Week 06, to be frank, was not horrible. It wasn’t amazing, but it wasn’t horrible. Sierra-189 scrapes by yet again, receiving a little bit of praise but still making little mistakes that get us “jacked up” every now and then. Important events happened this week, and apparently, we were well-behaved and did very well at them. Our Company Commanders have shown us a little bit of their “human” sides (as bad as that sounds) and it really makes us feel like we’re almost there. We only hope that you at home would wish us luck and strength to make it through week 07. Semper Paratus, as always! 

  Editor’s Note: This blog post was written by a recruit currently involved in Coast Guard basic training. The thoughts and opinions expressed in this Journal do not necessarily reflect those of Training Center Cape May, the U.S. Coast Guard or the federal government and are the sole opinion of the author. Recruit Journals are written by personnel in a high-stress environment with little time, so please excuse grammar and punctuation in the above article.

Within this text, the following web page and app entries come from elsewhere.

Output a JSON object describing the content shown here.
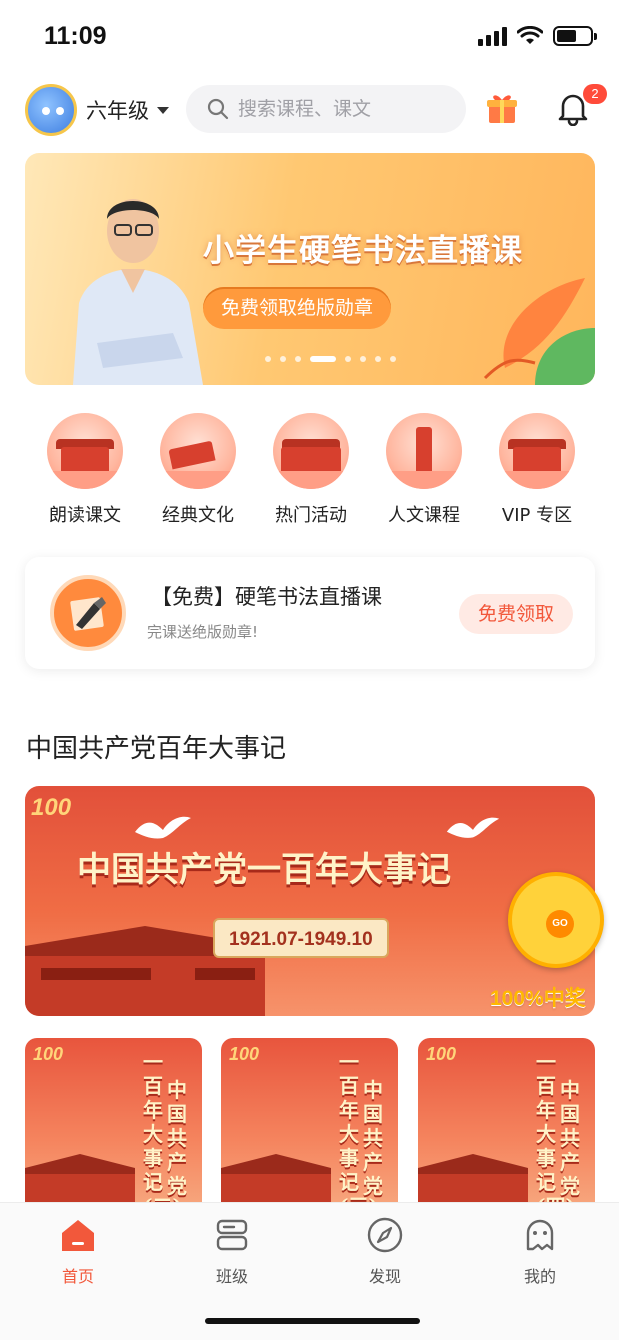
{
  "status_bar": {
    "time": "11:09"
  },
  "header": {
    "grade": "六年级",
    "search_placeholder": "搜索课程、课文",
    "notification_count": "2"
  },
  "banner": {
    "title": "小学生硬笔书法直播课",
    "pill": "免费领取绝版勋章",
    "slide_count": 8,
    "active_slide": 3
  },
  "categories": [
    {
      "label": "朗读课文",
      "icon": "pavilion-icon"
    },
    {
      "label": "经典文化",
      "icon": "scroll-icon"
    },
    {
      "label": "热门活动",
      "icon": "gate-tower-icon"
    },
    {
      "label": "人文课程",
      "icon": "pagoda-icon"
    },
    {
      "label": "VIP 专区",
      "icon": "palace-icon"
    }
  ],
  "promo": {
    "title": "【免费】硬笔书法直播课",
    "subtitle": "完课送绝版勋章!",
    "button": "免费领取",
    "icon": "fountain-pen-icon"
  },
  "section": {
    "title": "中国共产党百年大事记"
  },
  "feature_banner": {
    "logo": "100",
    "title": "中国共产党一百年大事记",
    "date_range": "1921.07-1949.10",
    "prize_label": "100%中奖",
    "wheel_label": "GO"
  },
  "thumbnails": [
    {
      "logo": "100",
      "line1": "一百年大事记(二)",
      "line2": "中国共产党"
    },
    {
      "logo": "100",
      "line1": "一百年大事记(三)",
      "line2": "中国共产党"
    },
    {
      "logo": "100",
      "line1": "一百年大事记(四)",
      "line2": "中国共产党"
    }
  ],
  "tabbar": {
    "tabs": [
      {
        "label": "首页",
        "icon": "home-icon",
        "active": true
      },
      {
        "label": "班级",
        "icon": "class-icon",
        "active": false
      },
      {
        "label": "发现",
        "icon": "compass-icon",
        "active": false
      },
      {
        "label": "我的",
        "icon": "profile-icon",
        "active": false
      }
    ]
  },
  "colors": {
    "accent": "#f2583b",
    "banner_orange": "#ffb65c",
    "party_red": "#e2503a",
    "prize_gold": "#ffb800"
  }
}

The staff at Training Center Cape May do not edit the journals in any way, so as to ensure authenticity of the content and messages.